All lanes of eastbound Interstate 8 were reopened Friday morning, hours after a sinkhole was discovered along the right shoulder near San Diego State University.
The sinkhole was estimated to be the size of two garages according to Caltrans officials who worked overnight to patch the hole and cover it with asphalt.
California Highway Patrol (CHP) and the San Diego Fire-Rescue Department (SDFD) were called just after 10 a.m. Thursday to the shoulder of eastbound I-8 between Waring Road and the College Avenue exit.
CHP officials shut down traffic in the three righthand lanes, just west of College Avenue, and issued a SigAlert for the area.
Initially, Caltrans said it would close the section of highway until Friday afternoon to repair the hole measuring 30 feet long, 20 feet wide and 20 feet deep.
However, several trucks dumped slurry into the deep hole to patch it, so they were able to reopen the lanes earlier than expected. Slurry doesn't harden, though, so the fix is only temporary, according to a Caltrans engineer.
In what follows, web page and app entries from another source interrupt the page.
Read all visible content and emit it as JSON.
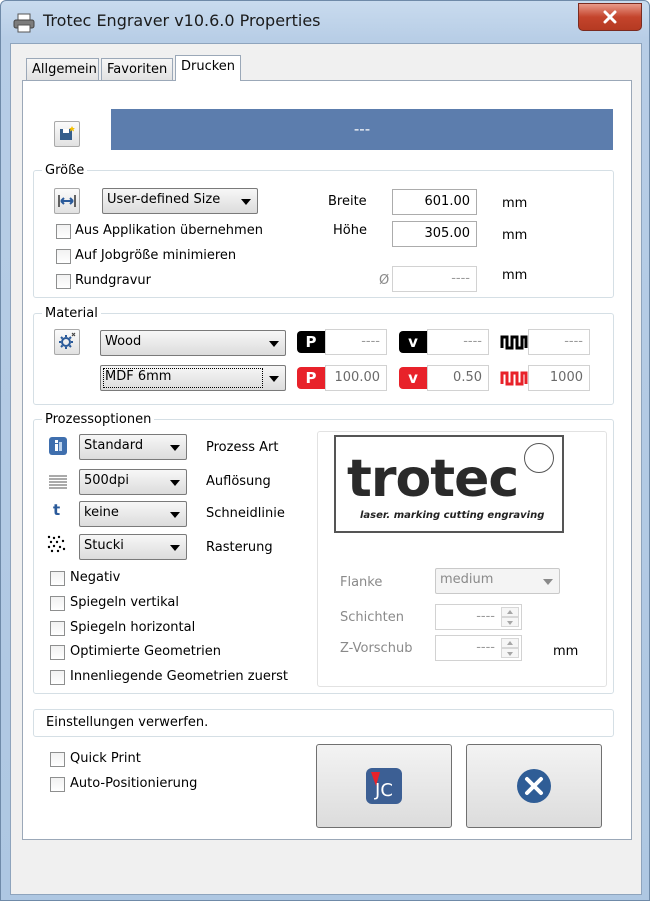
{
  "window": {
    "title": "Trotec Engraver v10.6.0 Properties"
  },
  "tabs": [
    {
      "label": "Allgemein"
    },
    {
      "label": "Favoriten"
    },
    {
      "label": "Drucken"
    }
  ],
  "header_bar": {
    "text": "---",
    "color": "#5c7dad"
  },
  "size": {
    "group_label": "Größe",
    "preset": "User-defined Size",
    "from_app": "Aus Applikation übernehmen",
    "minimize": "Auf Jobgröße minimieren",
    "rotary": "Rundgravur",
    "width_label": "Breite",
    "width_value": "601.00",
    "height_label": "Höhe",
    "height_value": "305.00",
    "diameter_symbol": "Ø",
    "diameter_value": "----",
    "unit": "mm"
  },
  "material": {
    "group_label": "Material",
    "material": "Wood",
    "thickness": "MDF 6mm",
    "row1": {
      "p": "----",
      "v": "----",
      "f": "----"
    },
    "row2": {
      "p": "100.00",
      "v": "0.50",
      "f": "1000"
    },
    "letters": {
      "p": "P",
      "v": "v"
    }
  },
  "process": {
    "group_label": "Prozessoptionen",
    "process_type": "Standard",
    "process_type_label": "Prozess Art",
    "resolution": "500dpi",
    "resolution_label": "Auflösung",
    "cutline": "keine",
    "cutline_label": "Schneidlinie",
    "dither": "Stucki",
    "dither_label": "Rasterung",
    "options": [
      "Negativ",
      "Spiegeln vertikal",
      "Spiegeln horizontal",
      "Optimierte Geometrien",
      "Innenliegende Geometrien zuerst"
    ],
    "flank_label": "Flanke",
    "flank_value": "medium",
    "layers_label": "Schichten",
    "layers_value": "----",
    "z_label": "Z-Vorschub",
    "z_value": "----",
    "z_unit": "mm",
    "icon_letter": "t"
  },
  "logo": {
    "word": "trotec",
    "tagline": "laser. marking cutting engraving"
  },
  "discard": "Einstellungen verwerfen.",
  "quick_print": "Quick Print",
  "auto_position": "Auto-Positionierung",
  "jc_letters": "JC"
}
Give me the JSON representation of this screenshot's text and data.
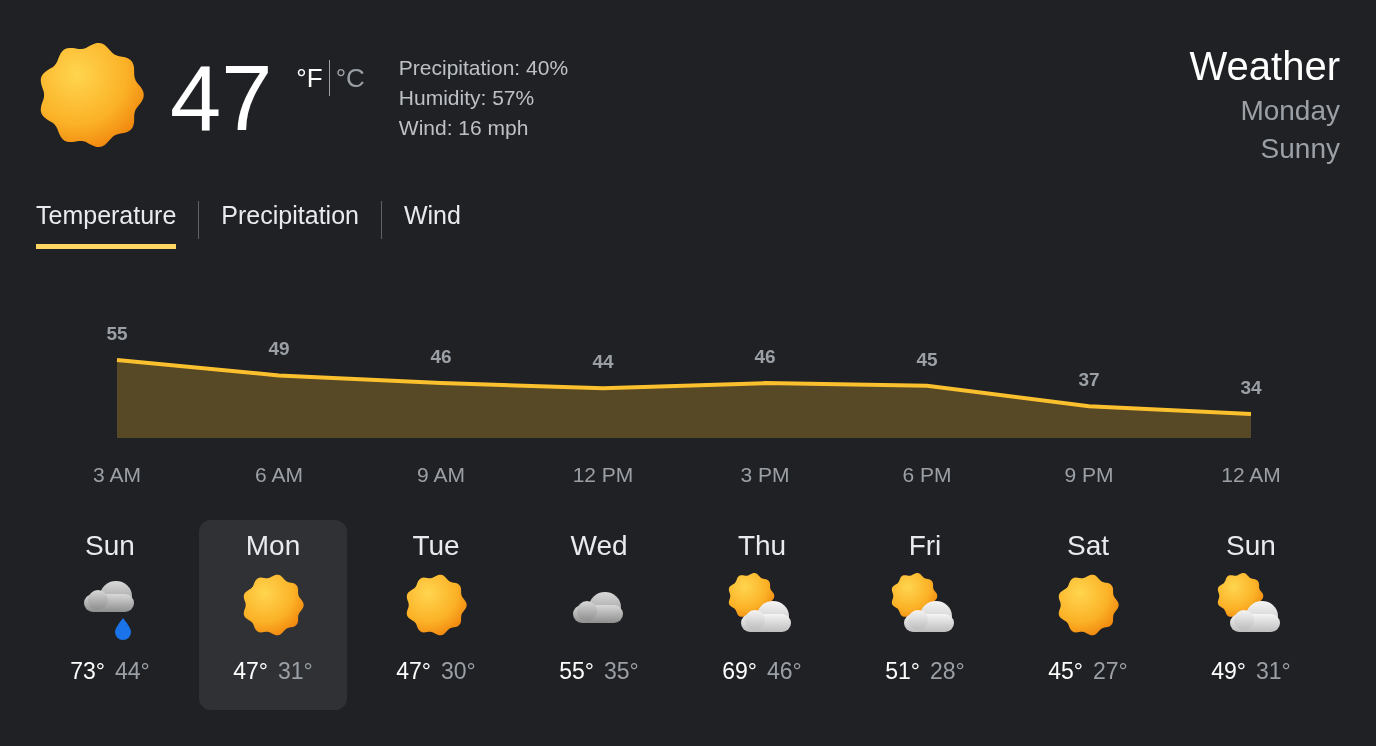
{
  "current": {
    "temperature": "47",
    "units": [
      {
        "label": "°F",
        "selected": true
      },
      {
        "label": "°C",
        "selected": false
      }
    ],
    "details": [
      "Precipitation: 40%",
      "Humidity: 57%",
      "Wind: 16 mph"
    ]
  },
  "header": {
    "title": "Weather",
    "day": "Monday",
    "condition": "Sunny"
  },
  "tabs": [
    {
      "label": "Temperature",
      "selected": true
    },
    {
      "label": "Precipitation",
      "selected": false
    },
    {
      "label": "Wind",
      "selected": false
    }
  ],
  "chart_data": {
    "type": "area",
    "categories": [
      "3 AM",
      "6 AM",
      "9 AM",
      "12 PM",
      "3 PM",
      "6 PM",
      "9 PM",
      "12 AM"
    ],
    "series": [
      {
        "color": "#fbc02d",
        "values": [
          55,
          49,
          46,
          44,
          46,
          45,
          37,
          34
        ]
      }
    ],
    "data_labels": true
  },
  "days": [
    {
      "name": "Sun",
      "kind": "rain",
      "high": "73°",
      "low": "44°",
      "selected": false
    },
    {
      "name": "Mon",
      "kind": "sunny",
      "high": "47°",
      "low": "31°",
      "selected": true
    },
    {
      "name": "Tue",
      "kind": "sunny",
      "high": "47°",
      "low": "30°",
      "selected": false
    },
    {
      "name": "Wed",
      "kind": "cloudy",
      "high": "55°",
      "low": "35°",
      "selected": false
    },
    {
      "name": "Thu",
      "kind": "partly",
      "high": "69°",
      "low": "46°",
      "selected": false
    },
    {
      "name": "Fri",
      "kind": "partly",
      "high": "51°",
      "low": "28°",
      "selected": false
    },
    {
      "name": "Sat",
      "kind": "sunny",
      "high": "45°",
      "low": "27°",
      "selected": false
    },
    {
      "name": "Sun",
      "kind": "partly",
      "high": "49°",
      "low": "31°",
      "selected": false
    }
  ]
}
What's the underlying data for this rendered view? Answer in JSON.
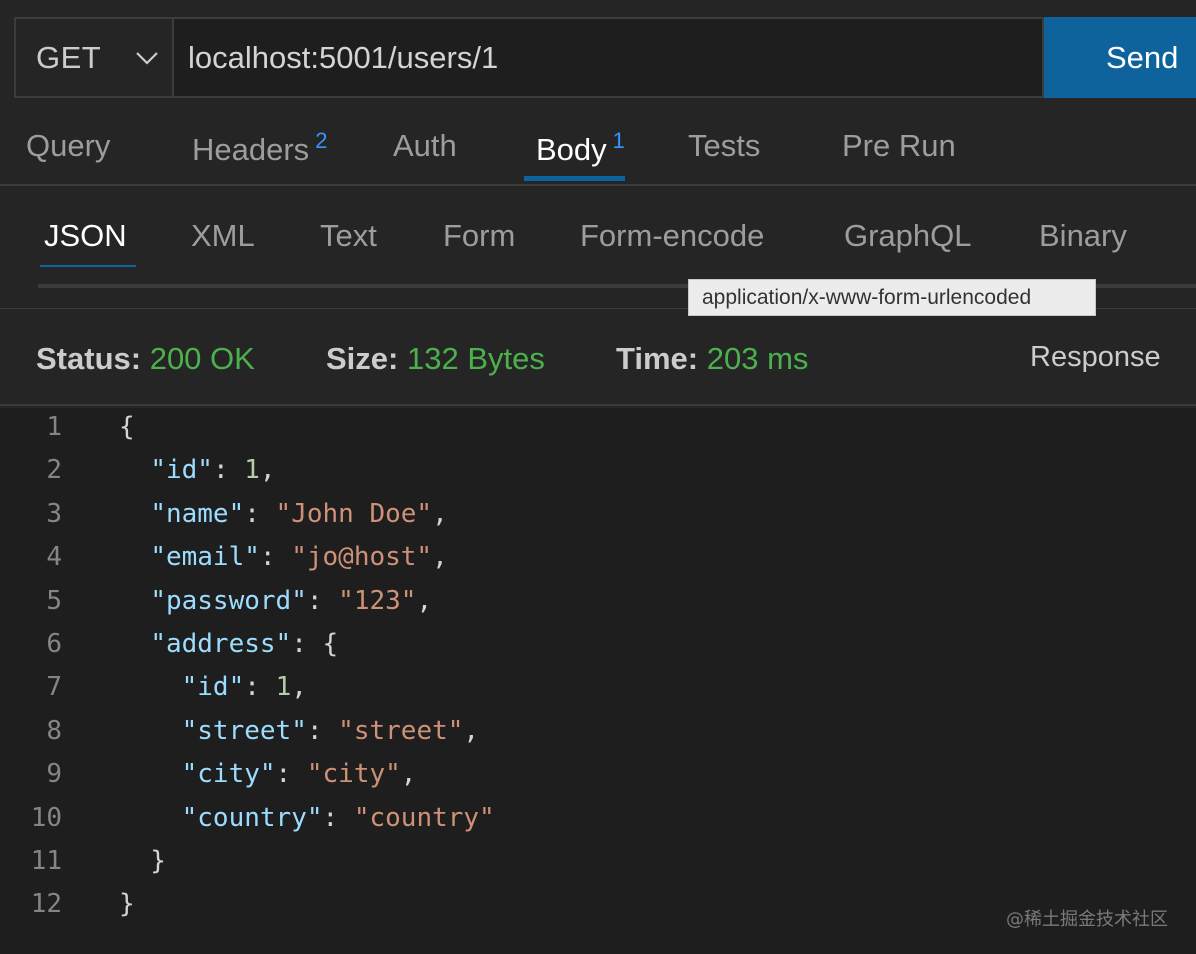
{
  "request": {
    "method": "GET",
    "url": "localhost:5001/users/1",
    "send_label": "Send"
  },
  "tabs": [
    {
      "label": "Query",
      "badge": ""
    },
    {
      "label": "Headers",
      "badge": "2"
    },
    {
      "label": "Auth",
      "badge": ""
    },
    {
      "label": "Body",
      "badge": "1"
    },
    {
      "label": "Tests",
      "badge": ""
    },
    {
      "label": "Pre Run",
      "badge": ""
    }
  ],
  "body_tabs": [
    "JSON",
    "XML",
    "Text",
    "Form",
    "Form-encode",
    "GraphQL",
    "Binary"
  ],
  "tooltip": "application/x-www-form-urlencoded",
  "status": {
    "status_label": "Status:",
    "status_value": "200 OK",
    "size_label": "Size:",
    "size_value": "132 Bytes",
    "time_label": "Time:",
    "time_value": "203 ms",
    "response_label": "Response"
  },
  "editor": {
    "line_numbers": [
      "1",
      "2",
      "3",
      "4",
      "5",
      "6",
      "7",
      "8",
      "9",
      "10",
      "11",
      "12"
    ],
    "lines": [
      [
        {
          "t": "{",
          "c": "p"
        }
      ],
      [
        {
          "t": "  ",
          "c": "p"
        },
        {
          "t": "\"id\"",
          "c": "k"
        },
        {
          "t": ": ",
          "c": "p"
        },
        {
          "t": "1",
          "c": "n"
        },
        {
          "t": ",",
          "c": "p"
        }
      ],
      [
        {
          "t": "  ",
          "c": "p"
        },
        {
          "t": "\"name\"",
          "c": "k"
        },
        {
          "t": ": ",
          "c": "p"
        },
        {
          "t": "\"John Doe\"",
          "c": "s"
        },
        {
          "t": ",",
          "c": "p"
        }
      ],
      [
        {
          "t": "  ",
          "c": "p"
        },
        {
          "t": "\"email\"",
          "c": "k"
        },
        {
          "t": ": ",
          "c": "p"
        },
        {
          "t": "\"jo@host\"",
          "c": "s"
        },
        {
          "t": ",",
          "c": "p"
        }
      ],
      [
        {
          "t": "  ",
          "c": "p"
        },
        {
          "t": "\"password\"",
          "c": "k"
        },
        {
          "t": ": ",
          "c": "p"
        },
        {
          "t": "\"123\"",
          "c": "s"
        },
        {
          "t": ",",
          "c": "p"
        }
      ],
      [
        {
          "t": "  ",
          "c": "p"
        },
        {
          "t": "\"address\"",
          "c": "k"
        },
        {
          "t": ": {",
          "c": "p"
        }
      ],
      [
        {
          "t": "    ",
          "c": "p"
        },
        {
          "t": "\"id\"",
          "c": "k"
        },
        {
          "t": ": ",
          "c": "p"
        },
        {
          "t": "1",
          "c": "n"
        },
        {
          "t": ",",
          "c": "p"
        }
      ],
      [
        {
          "t": "    ",
          "c": "p"
        },
        {
          "t": "\"street\"",
          "c": "k"
        },
        {
          "t": ": ",
          "c": "p"
        },
        {
          "t": "\"street\"",
          "c": "s"
        },
        {
          "t": ",",
          "c": "p"
        }
      ],
      [
        {
          "t": "    ",
          "c": "p"
        },
        {
          "t": "\"city\"",
          "c": "k"
        },
        {
          "t": ": ",
          "c": "p"
        },
        {
          "t": "\"city\"",
          "c": "s"
        },
        {
          "t": ",",
          "c": "p"
        }
      ],
      [
        {
          "t": "    ",
          "c": "p"
        },
        {
          "t": "\"country\"",
          "c": "k"
        },
        {
          "t": ": ",
          "c": "p"
        },
        {
          "t": "\"country\"",
          "c": "s"
        }
      ],
      [
        {
          "t": "  }",
          "c": "p"
        }
      ],
      [
        {
          "t": "}",
          "c": "p"
        }
      ]
    ]
  },
  "watermark": "@稀土掘金技术社区",
  "colors": {
    "accent": "#0e639c",
    "badge": "#3794ff",
    "status_ok": "#4cb04c",
    "json_key": "#9cdcfe",
    "json_string": "#ce9178",
    "json_number": "#b5cea8"
  }
}
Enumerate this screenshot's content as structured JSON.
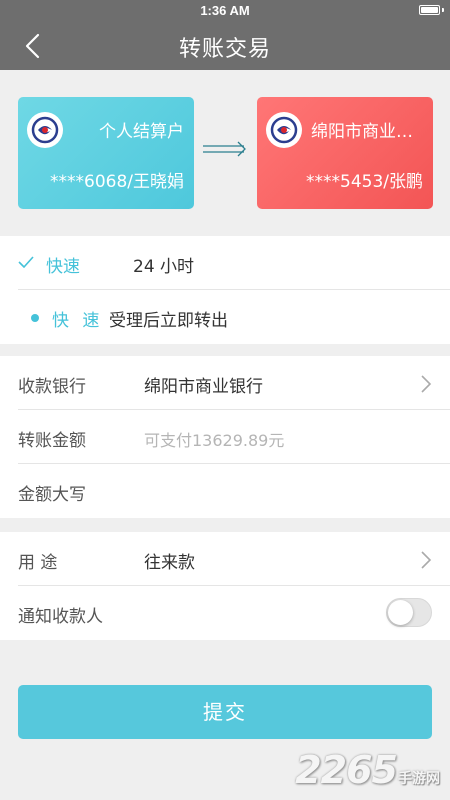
{
  "status_bar": {
    "time": "1:36 AM"
  },
  "header": {
    "title": "转账交易"
  },
  "cards": {
    "from": {
      "name": "个人结算户",
      "account": "****6068/王晓娟",
      "color": "#4ec8dc"
    },
    "to": {
      "name": "绵阳市商业银行",
      "account": "****5453/张鹏",
      "color": "#f35555"
    }
  },
  "speed": {
    "selected_label": "快速",
    "selected_hours": "24 小时",
    "option_label": "快 速",
    "option_desc": "受理后立即转出"
  },
  "form": {
    "bank_label": "收款银行",
    "bank_value": "绵阳市商业银行",
    "amount_label": "转账金额",
    "amount_placeholder": "可支付13629.89元",
    "capital_label": "金额大写",
    "purpose_label": "用 途",
    "purpose_value": "往来款",
    "notify_label": "通知收款人"
  },
  "submit": {
    "label": "提交"
  },
  "watermark": {
    "number": "2265",
    "text": "手游网"
  },
  "colors": {
    "accent": "#45c2d9",
    "header": "#6e6e6e",
    "submit": "#56c8dc"
  }
}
The agency sent a robot into the storm drain to assess the situation and found a leaky pipe.
Running underneath the hole is a 42-inch corrugated steel storm drain pipe, which collects and carries water from San Diego State University under I-8.
The engineer said the pipe is 58 years old, rusted and needs replacing. They believe water leaked through the pipe and caused the sinkhole.
According to the engineer, replacing the pipe would take a fairly extensive operation, so they are not sure when they will have time to close down the lanes and make the repair.
In the meantime, Caltrans crews are discussing a plan to temporarily route the storm water in case of rain before the pipe is fixed.
No injuries or accidents have been reported in connection with the sinkhole.